Kane says post office has space in McIntyre plans
By Jeff McMenemy
Posted Nov 18, 2018 at 7:27 PM
Updated Nov 18, 2018 at 7:27 PM
PORTSMOUTH -- The city’s partners in the redevelopment of the McIntyre Federal Building property are scheduled to make a presentation to the City Council on Monday night. Redgate/Kane Co. is the city’s development partner on the public/private partnership to redevelop the 2.1-acre site, which is located close to the city’s popular waterfront.
“I think they’ll probably just be going over the general plans the committee has been working on,” City Manager John Bohenko said about the McIntyre Blue Ribbon Steering Committee that is working with the developers on the project. “The council will be getting an update on where they’re at.” The City Council meeting is scheduled to begin at 7 p.m. in Council Chambers at City Hall.
The city has been trying for years to gain control of the federal property from the General Services Administration, which owns it. During the past year, the city has been working to acquire the property for free through the Historic Monument Program, which the National Park Service administers. But the redevelopment has been mired in controversy, first for the size and scope of the proposed redevelopment, and most recently over the news the post office might be forced off the property.
Michael Kane, president and chief executive officer of the Kane Company, said “our support for the post office has been slightly misconstrued.”
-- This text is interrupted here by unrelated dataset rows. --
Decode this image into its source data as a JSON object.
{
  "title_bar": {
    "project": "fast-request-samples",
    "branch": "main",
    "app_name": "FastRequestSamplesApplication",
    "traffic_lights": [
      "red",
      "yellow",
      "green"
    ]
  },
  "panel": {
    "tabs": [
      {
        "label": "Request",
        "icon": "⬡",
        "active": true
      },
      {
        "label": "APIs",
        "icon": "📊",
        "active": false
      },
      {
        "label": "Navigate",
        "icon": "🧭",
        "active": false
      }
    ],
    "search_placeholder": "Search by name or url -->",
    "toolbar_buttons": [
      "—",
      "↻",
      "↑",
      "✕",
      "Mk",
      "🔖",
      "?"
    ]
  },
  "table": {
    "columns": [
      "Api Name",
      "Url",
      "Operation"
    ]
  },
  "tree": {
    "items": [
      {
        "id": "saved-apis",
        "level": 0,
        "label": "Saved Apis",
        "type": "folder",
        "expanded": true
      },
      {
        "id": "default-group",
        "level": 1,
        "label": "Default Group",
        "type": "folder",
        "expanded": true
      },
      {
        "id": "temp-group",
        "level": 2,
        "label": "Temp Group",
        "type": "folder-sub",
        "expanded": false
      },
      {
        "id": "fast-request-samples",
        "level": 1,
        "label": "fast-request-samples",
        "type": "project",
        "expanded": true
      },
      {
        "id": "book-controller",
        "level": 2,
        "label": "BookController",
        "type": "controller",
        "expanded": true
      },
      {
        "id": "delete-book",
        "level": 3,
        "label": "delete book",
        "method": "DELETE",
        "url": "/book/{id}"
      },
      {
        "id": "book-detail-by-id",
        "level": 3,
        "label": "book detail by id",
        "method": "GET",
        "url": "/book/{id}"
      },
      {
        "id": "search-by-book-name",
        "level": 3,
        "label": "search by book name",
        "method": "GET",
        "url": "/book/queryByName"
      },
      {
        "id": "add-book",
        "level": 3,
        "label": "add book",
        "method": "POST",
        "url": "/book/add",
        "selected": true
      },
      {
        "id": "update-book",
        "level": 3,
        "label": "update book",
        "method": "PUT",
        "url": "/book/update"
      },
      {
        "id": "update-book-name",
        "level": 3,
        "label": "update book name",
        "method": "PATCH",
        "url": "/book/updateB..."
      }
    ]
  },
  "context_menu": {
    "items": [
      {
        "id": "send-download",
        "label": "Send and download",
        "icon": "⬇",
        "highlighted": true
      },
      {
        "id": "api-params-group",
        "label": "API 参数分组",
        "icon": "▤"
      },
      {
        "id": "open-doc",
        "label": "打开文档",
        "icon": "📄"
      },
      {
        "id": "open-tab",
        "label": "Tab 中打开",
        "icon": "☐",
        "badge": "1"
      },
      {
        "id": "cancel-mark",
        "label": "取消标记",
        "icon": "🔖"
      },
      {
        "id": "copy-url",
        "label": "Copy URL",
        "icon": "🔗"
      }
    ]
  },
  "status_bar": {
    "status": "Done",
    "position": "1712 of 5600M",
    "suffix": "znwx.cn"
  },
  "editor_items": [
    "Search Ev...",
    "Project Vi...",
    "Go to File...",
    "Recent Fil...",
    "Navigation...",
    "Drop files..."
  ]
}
“The city has echoed the desires of the post office and residents to remain at the McIntyre location, and it is reflected in the designs,” Kane said in a statement posted on the city website on Friday. “Given the realities of construction dangers, it is necessary for the post office to temporarily relocate. At this time, the post office has not made a decision on their interim location and may not continue their tenancy. Regardless of their decision, space remains included in design plans for a mailing service.”
At a Sept. 20 meeting U.S. Postal Service officials held in Portsmouth, numerous residents and business owners expressed the desire to keep the post office at the McIntyre property, and some criticized city officials for not doing more to keep it there. USPS real estate specialist David Rouse repeatedly told the crowd that packed City Council chambers “we prefer to stay where we are.”
“We have been told by both the city and their chosen developer that we have to relocate while the renovations occur,” he said. “We can’t stay.” The presentation at Monday’s council meeting, according to the city website, will be used to “kick off the review (of the design plans) prior to submitting a final application to the Historic Monument program to transfer the property to the city.” That review will continue through January 2019.
Redgate/Kane initially proposed converting the federal building into office space, while building two 5½- and two 3½-story buildings on the property. It has since eliminated the 5½-story building off Daniel Street after receiving pushback from the National Park Service on the proposal’s scale and density. It also dropped plans to demolish part of the one-story post office wing. Kane has also said the team also reduced the other proposed 5½-story building to 4½ stories.
The proposed development also includes outdoor public spaces, an indoor community space and public plaza, a “newly-created outdoor public plaza, amid adjacent ground-level uses that will include local arts and maker space, short term vendors, experimental and traditional retail,” according to the city website.